On the other hand, many retirees without a pension depend on their own nest egg to cover much of their monthly expenses. Without a pension, people are also responsible for making sure they have saved enough to get through the years of working life, a task that requires decades of adequate earnings and discipline.

In addition, a challenge with 401 (k) savings plans is that they burden retirees with figuring out how much they should take out each month. This calculation can be difficult to hit correctly, and although those with significant savings aim to make a living from their money, the market is unpredictable and has periods – such as right now – where it requires more than it provides.

“One of the advantages of the pension system was that it assured you how much you could afford to spend, practically, in that it would never run out, and in a wise sense also, because it says” Here you can spend so much, for next month you will get the same amount again, “said Wettstein.” A 401 (k) does not give you that. “

Wettstein stressed that it is still too early to get a complete picture of how successful 401 (k) accounts are in keeping people in retirement.

“But we did this as a first look at whether we should be concerned,” he said. “And the conclusion we draw is, yes, we should.”

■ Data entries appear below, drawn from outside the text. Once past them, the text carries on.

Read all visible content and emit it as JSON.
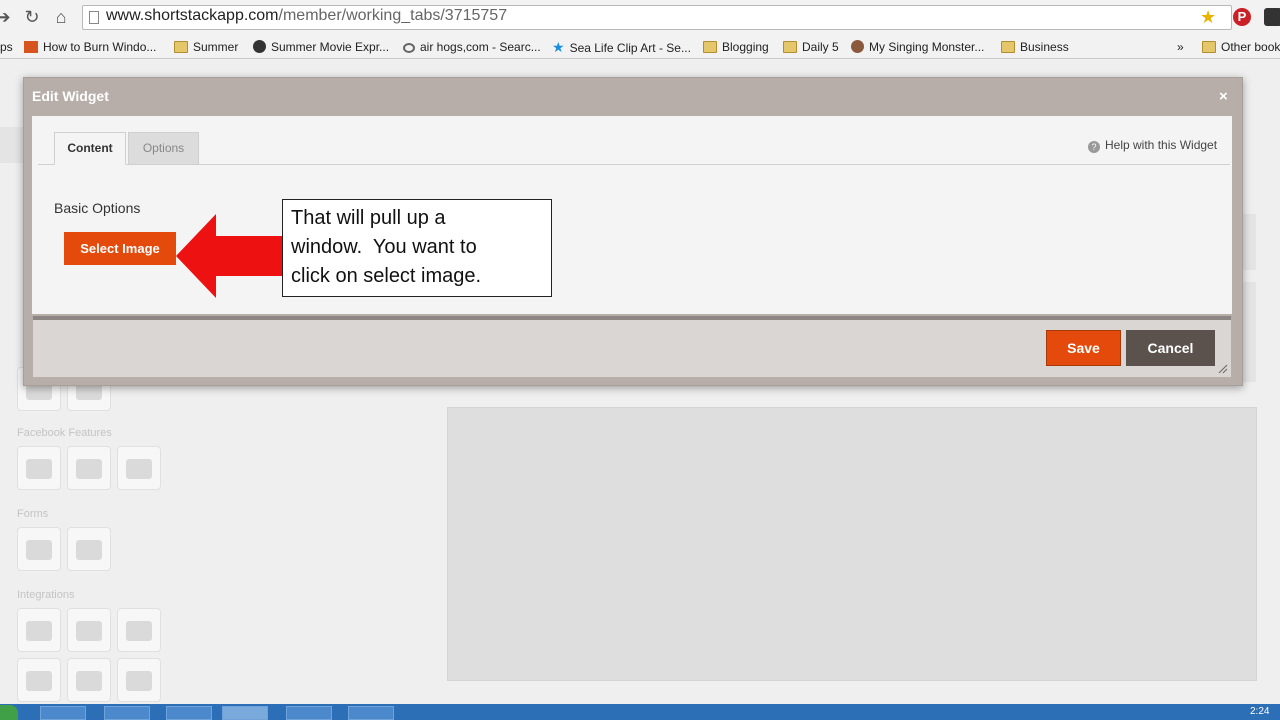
{
  "browser": {
    "url_domain": "www.shortstackapp.com",
    "url_path": "/member/working_tabs/3715757",
    "bookmarks": [
      {
        "label": "ps",
        "icon": "none"
      },
      {
        "label": "How to Burn Windo...",
        "icon": "site-favicon"
      },
      {
        "label": "Summer",
        "icon": "folder-icon"
      },
      {
        "label": "Summer Movie Expr...",
        "icon": "site-favicon"
      },
      {
        "label": "air hogs,com - Searc...",
        "icon": "search-icon"
      },
      {
        "label": "Sea Life Clip Art - Se...",
        "icon": "star-favicon"
      },
      {
        "label": "Blogging",
        "icon": "folder-icon"
      },
      {
        "label": "Daily 5",
        "icon": "folder-icon"
      },
      {
        "label": "My Singing Monster...",
        "icon": "site-favicon"
      },
      {
        "label": "Business",
        "icon": "folder-icon"
      }
    ],
    "overflow": "»",
    "other_bookmarks": "Other bookmarks"
  },
  "background": {
    "sections": [
      "Facebook Features",
      "Forms",
      "Integrations"
    ]
  },
  "modal": {
    "title": "Edit Widget",
    "close": "×",
    "tabs": [
      {
        "label": "Content",
        "active": true
      },
      {
        "label": "Options",
        "active": false
      }
    ],
    "help": "Help with this Widget",
    "section_label": "Basic Options",
    "select_image": "Select Image",
    "save": "Save",
    "cancel": "Cancel"
  },
  "annotation": {
    "line1": "That will pull up a",
    "line2": "window.  You want to",
    "line3": "click on select image."
  },
  "taskbar": {
    "clock": "2:24"
  },
  "colors": {
    "accent_orange": "#e44a0c",
    "cancel_gray": "#5b524e",
    "modal_header": "#b7aea9",
    "arrow_red": "#ee1111"
  }
}
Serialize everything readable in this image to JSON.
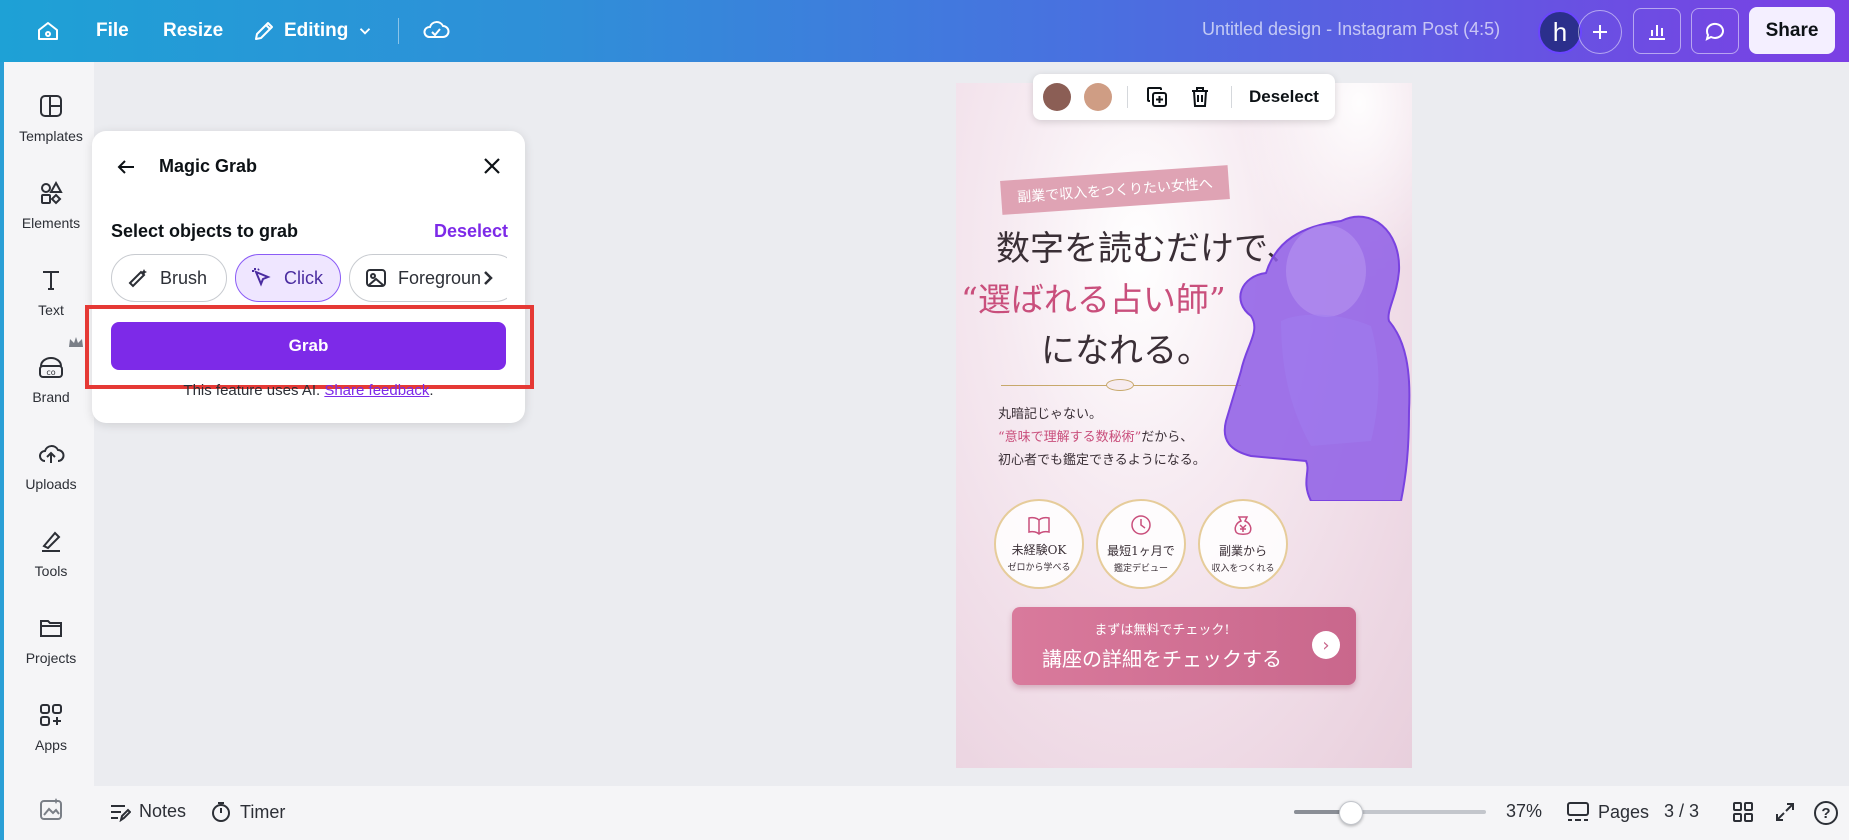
{
  "colors": {
    "accent": "#7d2ae8",
    "highlight_frame": "#e53935",
    "swatch1": "#8b5e55",
    "swatch2": "#cf9d84"
  },
  "topbar": {
    "menu": {
      "file": "File",
      "resize": "Resize",
      "editing": "Editing"
    },
    "design_title": "Untitled design - Instagram Post (4:5)",
    "avatar_initial": "h",
    "share_label": "Share",
    "icons": [
      "home-icon",
      "pencil-icon",
      "chevron-down-icon",
      "cloud-check-icon",
      "plus-icon",
      "analytics-icon",
      "comment-icon"
    ]
  },
  "sidebar": {
    "items": [
      {
        "label": "Templates",
        "icon": "templates-icon"
      },
      {
        "label": "Elements",
        "icon": "elements-icon"
      },
      {
        "label": "Text",
        "icon": "text-icon"
      },
      {
        "label": "Brand",
        "icon": "brand-icon"
      },
      {
        "label": "Uploads",
        "icon": "uploads-icon"
      },
      {
        "label": "Tools",
        "icon": "tools-icon"
      },
      {
        "label": "Projects",
        "icon": "projects-icon"
      },
      {
        "label": "Apps",
        "icon": "apps-icon"
      }
    ]
  },
  "panel": {
    "title": "Magic Grab",
    "subtitle": "Select objects to grab",
    "deselect": "Deselect",
    "tools": {
      "brush": "Brush",
      "click": "Click",
      "foreground": "Foregroun"
    },
    "selected_tool": "Click",
    "grab_label": "Grab",
    "note_prefix": "This feature uses AI. ",
    "note_link": "Share feedback",
    "note_suffix": "."
  },
  "floating_toolbar": {
    "deselect": "Deselect"
  },
  "design": {
    "ribbon": "副業で収入をつくりたい女性へ",
    "headline1": "数字を読むだけで、",
    "headline2": "“選ばれる占い師”",
    "headline3": "になれる。",
    "body1": "丸暗記じゃない。",
    "body2_hl": "“意味で理解する数秘術”",
    "body2_rest": "だから、",
    "body3": "初心者でも鑑定できるようになる。",
    "badges": [
      {
        "title": "未経験OK",
        "sub": "ゼロから学べる"
      },
      {
        "title": "最短1ヶ月で",
        "sub": "鑑定デビュー"
      },
      {
        "title": "副業から",
        "sub": "収入をつくれる"
      }
    ],
    "cta_small": "まずは無料でチェック!",
    "cta_main": "講座の詳細をチェックする",
    "cta_arrow": "›"
  },
  "bottombar": {
    "notes": "Notes",
    "timer": "Timer",
    "zoom": "37%",
    "zoom_fraction": 0.37,
    "pages": "Pages",
    "page_count": "3 / 3",
    "help": "?"
  }
}
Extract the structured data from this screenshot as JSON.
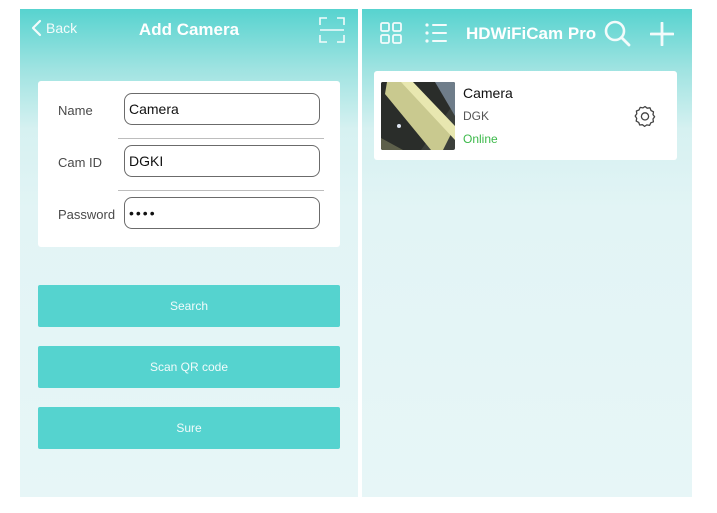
{
  "add_camera": {
    "back_label": "Back",
    "title": "Add Camera",
    "form": {
      "name_label": "Name",
      "name_value": "Camera",
      "camid_label": "Cam ID",
      "camid_value": "DGKI",
      "password_label": "Password",
      "password_value": "••••"
    },
    "buttons": {
      "search": "Search",
      "scan_qr": "Scan QR code",
      "sure": "Sure"
    }
  },
  "camera_list": {
    "title": "HDWiFiCam Pro",
    "cameras": [
      {
        "name": "Camera",
        "id": "DGK",
        "status": "Online",
        "status_color": "#3cb94a"
      }
    ]
  },
  "colors": {
    "accent": "#55d3cf",
    "header_top": "#57d3cf",
    "background": "#e7f6f7"
  },
  "icons": [
    "chevron-left-icon",
    "scan-frame-icon",
    "grid-view-icon",
    "list-view-icon",
    "search-icon",
    "add-icon",
    "settings-gear-icon"
  ]
}
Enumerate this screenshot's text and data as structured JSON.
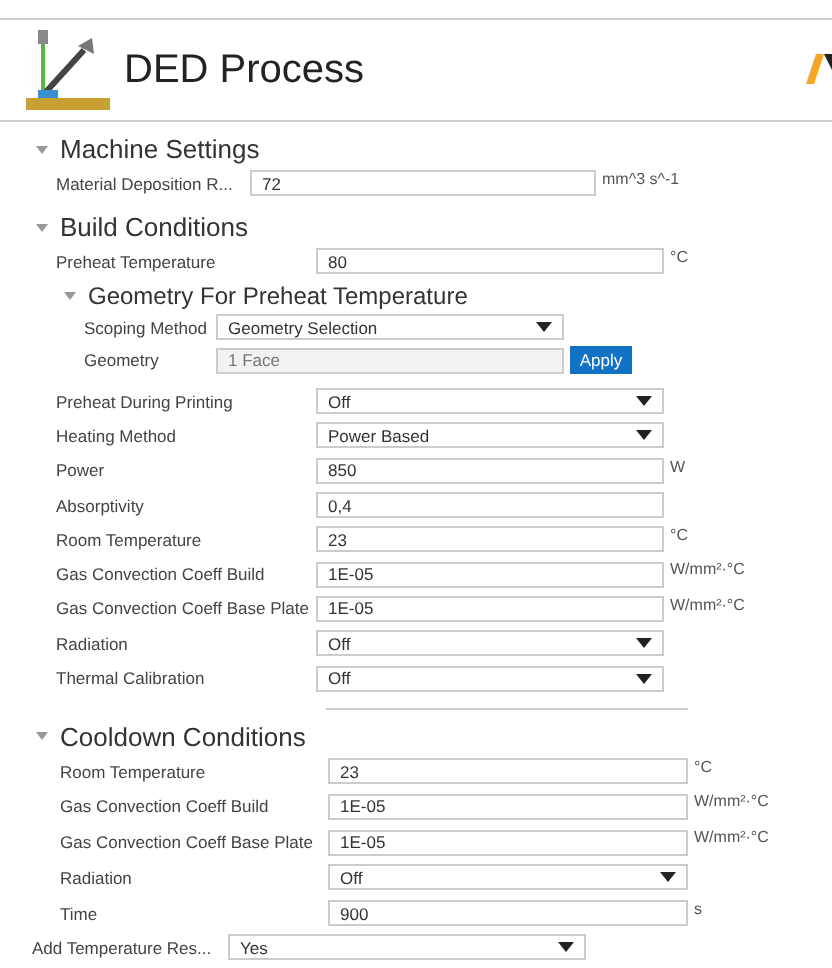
{
  "header": {
    "title": "DED Process"
  },
  "sections": [
    {
      "title": "Machine Settings",
      "expanded": true,
      "rows": [
        {
          "kind": "input",
          "label": "Material Deposition R...",
          "value": "72",
          "unit": "mm^3 s^-1"
        }
      ]
    },
    {
      "title": "Build Conditions",
      "expanded": true,
      "rows": [
        {
          "kind": "input",
          "label": "Preheat Temperature",
          "value": "80",
          "unit": "°C"
        }
      ],
      "subsection": {
        "title": "Geometry For Preheat Temperature",
        "expanded": true,
        "rows": [
          {
            "kind": "select",
            "label": "Scoping Method",
            "value": "Geometry Selection"
          },
          {
            "kind": "readonly",
            "label": "Geometry",
            "value": "1 Face",
            "action": "Apply"
          }
        ]
      },
      "more_rows": [
        {
          "kind": "select",
          "label": "Preheat During Printing",
          "value": "Off"
        },
        {
          "kind": "select",
          "label": "Heating Method",
          "value": "Power Based"
        },
        {
          "kind": "input",
          "label": "Power",
          "value": "850",
          "unit": "W"
        },
        {
          "kind": "input",
          "label": "Absorptivity",
          "value": "0,4"
        },
        {
          "kind": "input",
          "label": "Room Temperature",
          "value": "23",
          "unit": "°C"
        },
        {
          "kind": "input",
          "label": "Gas Convection Coeff Build",
          "value": "1E-05",
          "unit": "W/mm²·°C"
        },
        {
          "kind": "input",
          "label": "Gas Convection Coeff Base Plate",
          "value": "1E-05",
          "unit": "W/mm²·°C"
        },
        {
          "kind": "select",
          "label": "Radiation",
          "value": "Off"
        },
        {
          "kind": "select",
          "label": "Thermal Calibration",
          "value": "Off"
        }
      ]
    },
    {
      "title": "Cooldown Conditions",
      "expanded": true,
      "rows": [
        {
          "kind": "input",
          "label": "Room Temperature",
          "value": "23",
          "unit": "°C"
        },
        {
          "kind": "input",
          "label": "Gas Convection Coeff Build",
          "value": "1E-05",
          "unit": "W/mm²·°C"
        },
        {
          "kind": "input",
          "label": "Gas Convection Coeff Base Plate",
          "value": "1E-05",
          "unit": "W/mm²·°C"
        },
        {
          "kind": "select",
          "label": "Radiation",
          "value": "Off"
        },
        {
          "kind": "input",
          "label": "Time",
          "value": "900",
          "unit": "s"
        }
      ]
    }
  ],
  "footer_row": {
    "kind": "select",
    "label": "Add Temperature Res...",
    "value": "Yes"
  }
}
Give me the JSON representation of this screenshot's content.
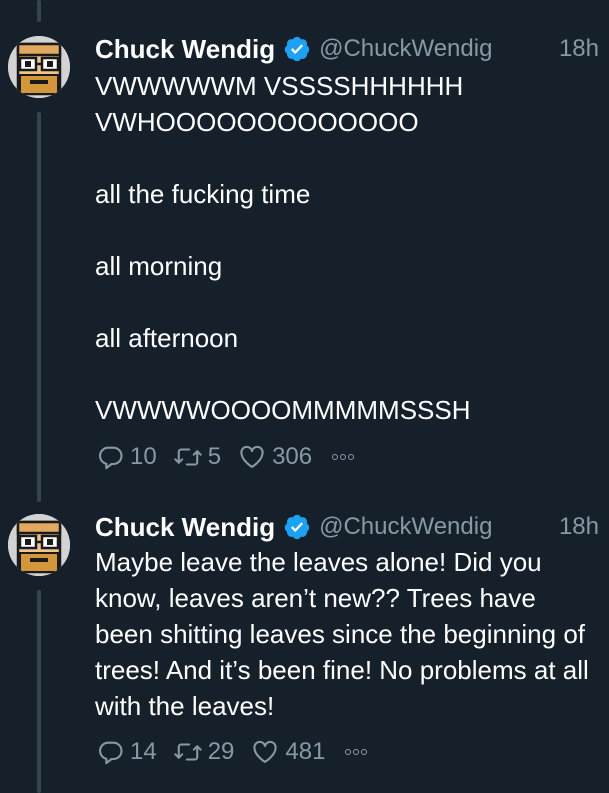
{
  "tweets": [
    {
      "author_name": "Chuck Wendig",
      "author_handle": "@ChuckWendig",
      "time": "18h",
      "paragraphs": [
        "VWWWWWM VSSSSHHHHHH",
        "VWHOOOOOOOOOOOOO",
        "all the fucking time",
        "all morning",
        "all afternoon",
        "VWWWWOOOOMMMMMSSSH"
      ],
      "replies": "10",
      "retweets": "5",
      "likes": "306"
    },
    {
      "author_name": "Chuck Wendig",
      "author_handle": "@ChuckWendig",
      "time": "18h",
      "paragraphs": [
        "Maybe leave the leaves alone! Did you know, leaves aren’t new?? Trees have been shitting leaves since the beginning of trees! And it’s been fine! No problems at all with the leaves!"
      ],
      "replies": "14",
      "retweets": "29",
      "likes": "481"
    }
  ],
  "icons": {
    "verified": "verified-badge-icon",
    "reply": "reply-icon",
    "retweet": "retweet-icon",
    "like": "heart-icon",
    "more": "more-icon"
  },
  "colors": {
    "background": "#15202b",
    "text": "#ffffff",
    "secondary": "#8899a6",
    "verified": "#1da1f2",
    "thread_line": "#38444d"
  }
}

This article was written with the support of a journalistic grant from The Gerontological Society of America, The Journalists Network on Generations and the Silver Century Foundation.